Superstition, omen worship, sacrificing goats and witch burning combined are no match to the absurdity of this advanced stage of human achievement regarding the powers of the cosmos as being weak, fragile and delicate and in need of human stewardship. Nature laughs at humans regarding themselves as immortal gods because if we too can boil planets, so too are we immortal Gods with the powers of gods. Climate change wasn't about a changing climate; it was about controlling a changing climate.
How you ask? By taxing the air we breathe with bank-funded and corporate-run carbon trading markets ruled by politicians. Were the scientists lying? No, not within the confines of their equation that first assumes climate change to be real. They virtually studied the effects, not causes, of a crisis that hasn't happened through 25 years of this consultant's dream of CO2 climate research. It was pure correlation and nothing else and despite there being tropical fossils under the melting ice and on every continent, it still "assumed" this climate of the last 200 years or so as "never" to have happened before.
And, no, ice cores are not like some temperature dipstick from a Harry Potter movie. There are more papers written on how to interpret them than anything else. Keep in mind that you can't have a little catastrophic climate crisis. Only a comet hit is worse than a climate crisis so ask yourself why are these countless thousands of consensus scientists not making themselves visible and acting like it's the crisis they say it is? They outnumber the climate change protesters and sit on their thrones spewing needless fear with complete immunity. Studying a worst case scenario isn't a crime, but it sure acts like tool of immunity for these exaggerating lab-coat consultants.

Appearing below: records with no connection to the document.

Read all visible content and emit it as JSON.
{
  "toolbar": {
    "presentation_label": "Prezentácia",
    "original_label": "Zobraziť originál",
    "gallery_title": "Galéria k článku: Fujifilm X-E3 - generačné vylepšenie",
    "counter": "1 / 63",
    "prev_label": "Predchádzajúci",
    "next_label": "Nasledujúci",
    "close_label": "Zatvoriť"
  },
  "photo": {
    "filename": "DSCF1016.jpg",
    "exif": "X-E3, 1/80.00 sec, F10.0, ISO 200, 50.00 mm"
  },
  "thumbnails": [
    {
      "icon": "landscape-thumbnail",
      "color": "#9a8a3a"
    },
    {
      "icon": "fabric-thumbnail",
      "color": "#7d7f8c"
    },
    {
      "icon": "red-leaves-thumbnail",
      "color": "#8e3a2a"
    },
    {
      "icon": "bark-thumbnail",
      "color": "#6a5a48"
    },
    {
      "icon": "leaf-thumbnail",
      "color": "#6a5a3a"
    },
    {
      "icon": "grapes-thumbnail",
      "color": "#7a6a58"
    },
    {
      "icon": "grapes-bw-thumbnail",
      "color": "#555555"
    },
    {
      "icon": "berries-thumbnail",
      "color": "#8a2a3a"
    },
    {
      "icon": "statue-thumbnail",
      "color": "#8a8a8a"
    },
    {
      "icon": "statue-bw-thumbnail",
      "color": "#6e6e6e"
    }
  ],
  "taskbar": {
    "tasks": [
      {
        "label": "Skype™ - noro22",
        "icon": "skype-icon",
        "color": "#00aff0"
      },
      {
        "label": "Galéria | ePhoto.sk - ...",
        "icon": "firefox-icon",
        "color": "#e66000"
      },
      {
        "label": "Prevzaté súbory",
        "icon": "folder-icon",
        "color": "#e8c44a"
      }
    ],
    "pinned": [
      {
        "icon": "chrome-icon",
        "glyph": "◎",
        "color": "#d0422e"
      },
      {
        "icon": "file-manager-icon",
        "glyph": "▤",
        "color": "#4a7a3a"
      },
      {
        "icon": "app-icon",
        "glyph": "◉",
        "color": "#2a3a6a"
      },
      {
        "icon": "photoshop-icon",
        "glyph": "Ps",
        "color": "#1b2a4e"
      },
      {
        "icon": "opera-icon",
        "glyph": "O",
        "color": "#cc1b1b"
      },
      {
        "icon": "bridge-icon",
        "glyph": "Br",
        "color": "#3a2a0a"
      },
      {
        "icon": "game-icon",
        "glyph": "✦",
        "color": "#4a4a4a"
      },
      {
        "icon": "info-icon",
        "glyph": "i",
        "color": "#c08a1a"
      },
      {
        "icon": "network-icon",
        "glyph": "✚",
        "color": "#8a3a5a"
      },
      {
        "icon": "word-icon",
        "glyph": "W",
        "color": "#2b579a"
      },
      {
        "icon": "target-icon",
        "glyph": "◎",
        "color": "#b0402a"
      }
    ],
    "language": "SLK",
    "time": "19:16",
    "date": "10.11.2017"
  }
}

Let's not forget the decades of "science", denying the toxicity of the deadly pesticides they gave us that poisoned the planet in the first place. The climate-blame movement is officially now an insignificant cult judging by the fact that occupywallstreets list of demands made no mention of CO2, climate change or greenhouse gas and the greenhouse gas ovens you condemn billions to with such glee. Obama didn't even mention the "crisis" in his state of the union address and if you still think there are enough voters to vote yes to taxing the air to make the weather colder, you are the new denier. Climate change was unsustainable and history has a special place for fear mongers.

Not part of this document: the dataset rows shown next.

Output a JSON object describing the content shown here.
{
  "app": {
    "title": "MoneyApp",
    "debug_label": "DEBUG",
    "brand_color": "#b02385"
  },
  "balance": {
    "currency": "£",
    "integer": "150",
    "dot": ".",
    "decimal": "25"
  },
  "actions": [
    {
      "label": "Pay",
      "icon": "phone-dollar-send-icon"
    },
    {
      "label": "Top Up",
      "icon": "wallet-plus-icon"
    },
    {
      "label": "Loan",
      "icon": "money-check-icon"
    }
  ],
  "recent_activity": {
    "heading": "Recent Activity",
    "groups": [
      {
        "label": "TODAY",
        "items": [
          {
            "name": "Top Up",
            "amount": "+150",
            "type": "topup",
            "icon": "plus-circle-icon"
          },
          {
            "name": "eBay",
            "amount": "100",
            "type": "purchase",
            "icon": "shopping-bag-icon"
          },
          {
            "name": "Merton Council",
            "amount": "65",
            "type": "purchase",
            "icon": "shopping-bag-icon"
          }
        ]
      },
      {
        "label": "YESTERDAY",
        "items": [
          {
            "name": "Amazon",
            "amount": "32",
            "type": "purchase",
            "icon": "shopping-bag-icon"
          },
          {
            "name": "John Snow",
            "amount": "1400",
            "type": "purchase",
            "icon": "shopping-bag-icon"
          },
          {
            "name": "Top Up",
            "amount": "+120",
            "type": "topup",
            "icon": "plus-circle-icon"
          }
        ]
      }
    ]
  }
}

mememine - Canada
Well, 8C in a century - even if true - is not a 'dramatic rise' by any stretch of the imagination, just a rather anemic recovery from the little ice age. In fact, the stability is unusual if anything. Sat measurements (the only accurate data we have) show changes of this magnitude can and do happen - in both directions- in the space of a couple of years.

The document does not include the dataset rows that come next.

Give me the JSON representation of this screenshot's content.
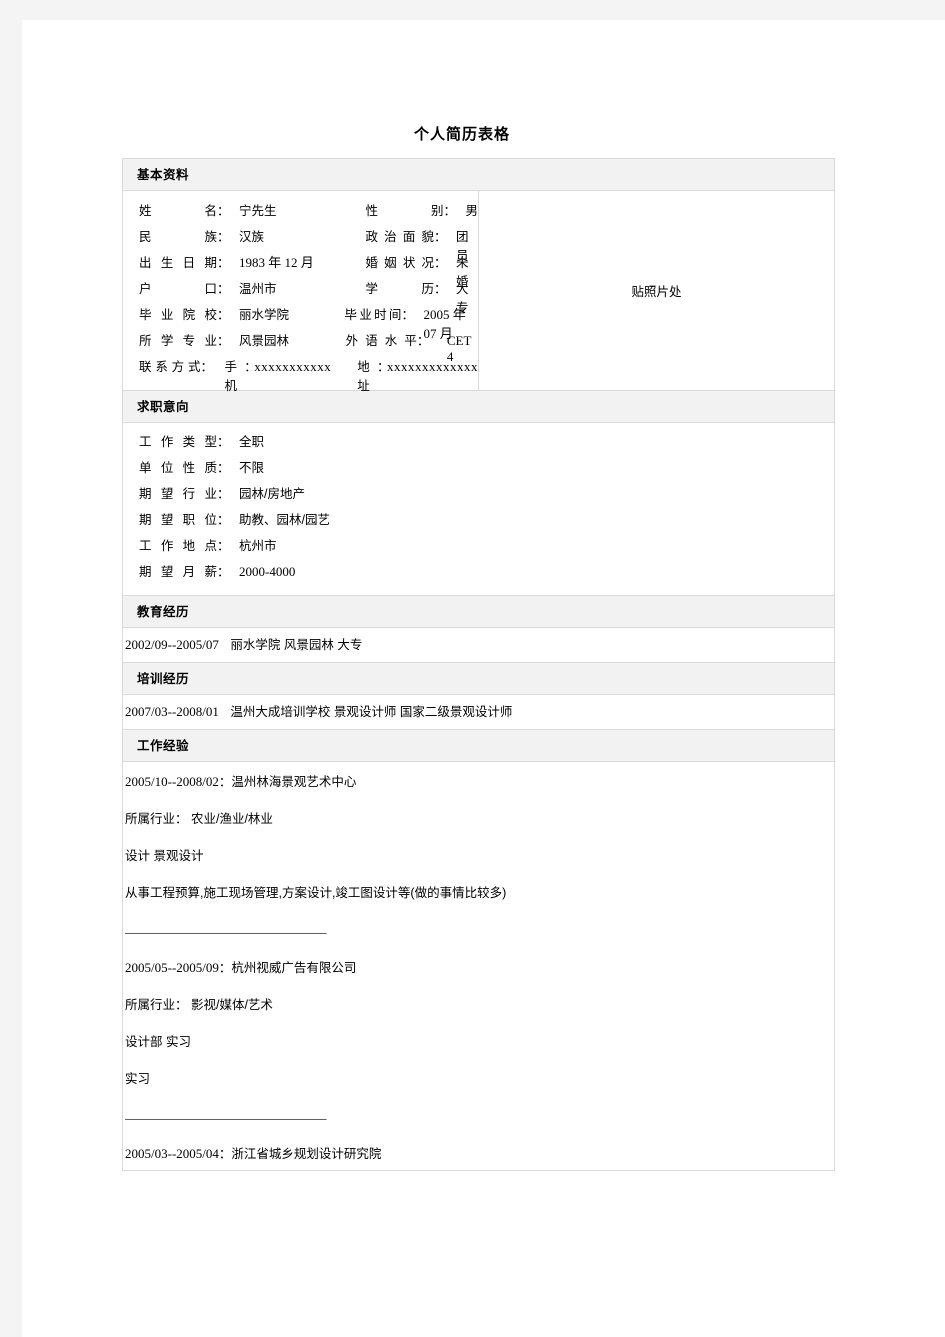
{
  "document": {
    "title": "个人简历表格"
  },
  "sections": {
    "basic": {
      "heading": "基本资料",
      "photo_placeholder": "贴照片处",
      "fields": [
        {
          "label": "姓 名",
          "value": "宁先生",
          "label2": "性 别",
          "value2": "男"
        },
        {
          "label": "民 族",
          "value": "汉族",
          "label2": "政治面貌",
          "value2": "团员"
        },
        {
          "label": "出生日期",
          "value": "1983 年 12 月",
          "label2": "婚姻状况",
          "value2": "未婚"
        },
        {
          "label": "户 口",
          "value": "温州市",
          "label2": "学 历",
          "value2": "大专"
        },
        {
          "label": "毕业院校",
          "value": "丽水学院",
          "label2": "毕业时间",
          "value2": "2005 年 07 月"
        },
        {
          "label": "所学专业",
          "value": "风景园林",
          "label2": "外语水平",
          "value2": "CET 4"
        }
      ],
      "contact": {
        "label": "联系方式",
        "phone_label": "手机",
        "phone_value": "xxxxxxxxxxx",
        "address_label": "地址",
        "address_value": "xxxxxxxxxxxxx"
      }
    },
    "intention": {
      "heading": "求职意向",
      "fields": [
        {
          "label": "工作类型",
          "value": "全职"
        },
        {
          "label": "单位性质",
          "value": "不限"
        },
        {
          "label": "期望行业",
          "value": "园林/房地产"
        },
        {
          "label": "期望职位",
          "value": "助教、园林/园艺"
        },
        {
          "label": "工作地点",
          "value": "杭州市"
        },
        {
          "label": "期望月薪",
          "value": "2000-4000"
        }
      ]
    },
    "education": {
      "heading": "教育经历",
      "entry_date": "2002/09--2005/07",
      "entry_text": "丽水学院 风景园林 大专"
    },
    "training": {
      "heading": "培训经历",
      "entry_date": "2007/03--2008/01",
      "entry_text": "温州大成培训学校 景观设计师 国家二级景观设计师"
    },
    "work": {
      "heading": "工作经验",
      "separator": "_______________________________",
      "entries": [
        {
          "date": "2005/10--2008/02",
          "company": "：温州林海景观艺术中心",
          "industry": "所属行业： 农业/渔业/林业",
          "department": "设计 景观设计",
          "description": "从事工程预算,施工现场管理,方案设计,竣工图设计等(做的事情比较多)"
        },
        {
          "date": "2005/05--2005/09",
          "company": "：杭州视威广告有限公司",
          "industry": "所属行业： 影视/媒体/艺术",
          "department": "设计部 实习",
          "description": "实习"
        },
        {
          "date": "2005/03--2005/04",
          "company": "：浙江省城乡规划设计研究院",
          "industry": "",
          "department": "",
          "description": ""
        }
      ]
    }
  }
}
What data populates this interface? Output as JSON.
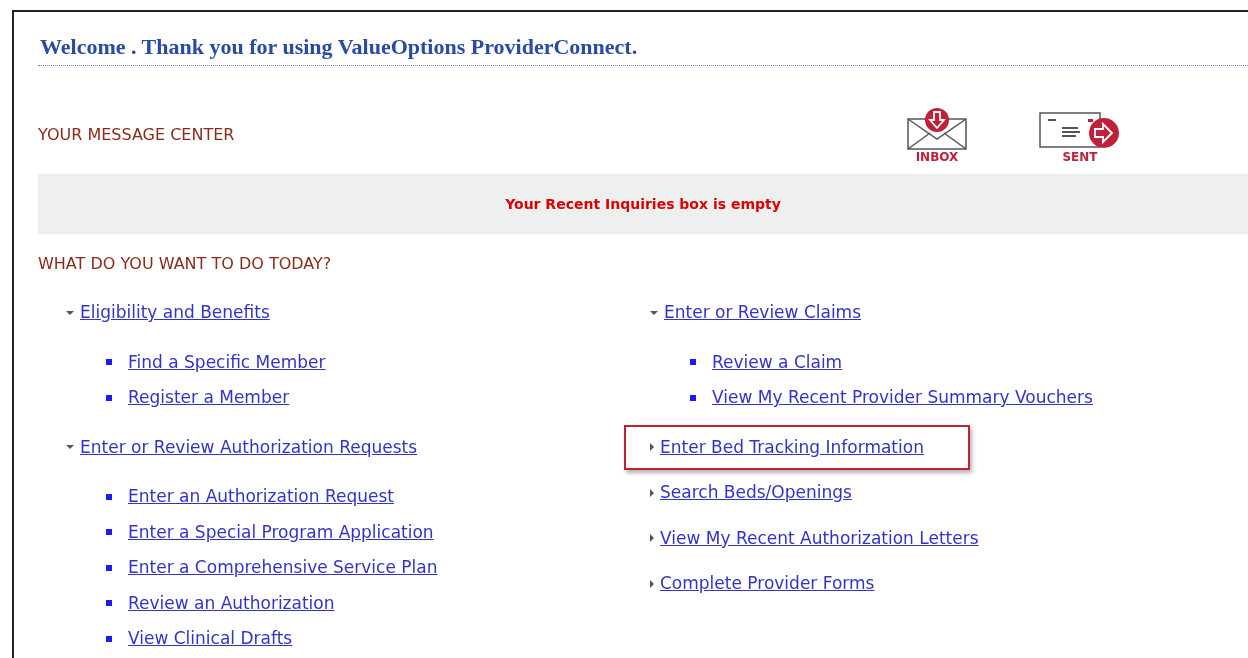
{
  "welcome": "Welcome . Thank you for using ValueOptions ProviderConnect.",
  "message_center": {
    "title": "YOUR MESSAGE CENTER",
    "buttons": [
      {
        "kind": "inbox",
        "label": "INBOX"
      },
      {
        "kind": "sent",
        "label": "SENT"
      }
    ],
    "notice": "Your Recent Inquiries box is empty"
  },
  "tasks": {
    "title": "WHAT DO YOU WANT TO DO TODAY?",
    "columns": [
      {
        "items": [
          {
            "label": "Eligibility and Benefits",
            "expanded": true,
            "highlighted": false,
            "children": [
              "Find a Specific Member",
              "Register a Member"
            ]
          },
          {
            "label": "Enter or Review Authorization Requests",
            "expanded": true,
            "highlighted": false,
            "children": [
              "Enter an Authorization Request",
              "Enter a Special Program Application",
              "Enter a Comprehensive Service Plan",
              "Review an Authorization",
              "View Clinical Drafts"
            ]
          }
        ]
      },
      {
        "items": [
          {
            "label": "Enter or Review Claims",
            "expanded": true,
            "highlighted": false,
            "children": [
              "Review a Claim",
              "View My Recent Provider Summary Vouchers"
            ]
          },
          {
            "label": "Enter Bed Tracking Information",
            "expanded": false,
            "highlighted": true
          },
          {
            "label": "Search Beds/Openings",
            "expanded": false,
            "highlighted": false
          },
          {
            "label": "View My Recent Authorization Letters",
            "expanded": false,
            "highlighted": false
          },
          {
            "label": "Complete Provider Forms",
            "expanded": false,
            "highlighted": false
          }
        ]
      }
    ]
  }
}
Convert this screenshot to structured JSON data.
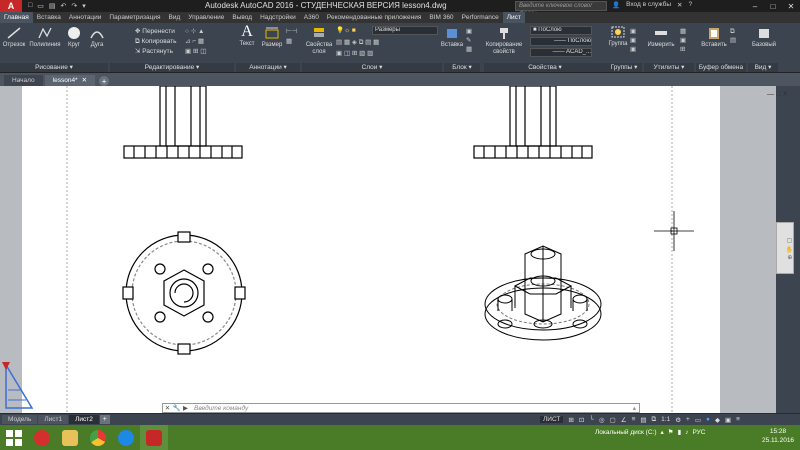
{
  "titlebar": {
    "title": "Autodesk AutoCAD 2016 - СТУДЕНЧЕСКАЯ ВЕРСИЯ     lesson4.dwg",
    "search_placeholder": "Введите ключевое слово/фразу",
    "signin": "Вход в службы",
    "qat": [
      "□",
      "▭",
      "▤",
      "↶",
      "↷",
      "▾"
    ]
  },
  "ribbon_tabs": [
    "Главная",
    "Вставка",
    "Аннотации",
    "Параметризация",
    "Вид",
    "Управление",
    "Вывод",
    "Надстройки",
    "A360",
    "Рекомендованные приложения",
    "BIM 360",
    "Performance",
    "Лист"
  ],
  "ribbon": {
    "draw": {
      "line": "Отрезок",
      "polyline": "Полилиния",
      "circle": "Круг",
      "arc": "Дуга",
      "panel": "Рисование ▾"
    },
    "modify": {
      "move": "Перенести",
      "copy": "Копировать",
      "stretch": "Растянуть",
      "panel": "Редактирование ▾"
    },
    "annotation": {
      "text": "Текст",
      "dimension": "Размер",
      "panel": "Аннотации ▾"
    },
    "layers": {
      "properties": "Свойства слоя",
      "layer_combo": "Размеры",
      "panel": "Слои ▾"
    },
    "block": {
      "insert": "Вставка",
      "panel": "Блок ▾"
    },
    "properties": {
      "match": "Копирование свойств",
      "color": "ПоСлою",
      "linetype": "ПоСлою",
      "lineweight": "ACAD_...",
      "panel": "Свойства ▾"
    },
    "groups": {
      "group": "Группа",
      "panel": "Группы ▾"
    },
    "utilities": {
      "measure": "Измерить",
      "panel": "Утилиты ▾"
    },
    "clipboard": {
      "paste": "Вставить",
      "panel": "Буфер обмена"
    },
    "view": {
      "base": "Базовый",
      "panel": "Вид ▾"
    }
  },
  "doc_tabs": [
    {
      "label": "Начало"
    },
    {
      "label": "lesson4*"
    }
  ],
  "command": {
    "placeholder": "Введите команду"
  },
  "layout_tabs": [
    "Модель",
    "Лист1",
    "Лист2"
  ],
  "status": {
    "mode": "ЛИСТ"
  },
  "tray": {
    "disk": "Локальный диск (C:)",
    "lang": "РУС",
    "time": "15:28",
    "date": "25.11.2016"
  },
  "colors": {
    "accent": "#c62828",
    "ribbon": "#3c4450",
    "taskbar": "#4a7b26"
  }
}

On tree rings - you mean trees are growing faster, more healthy? Oh no. Poor mother nature. Carbon dioxide will do this, most plants evolved with far higher levels of atmosphereic 'pollution', 7000 ppm during the Cambrian and still prefer 1200-1500 ppm today.
GThreepwood - Michigan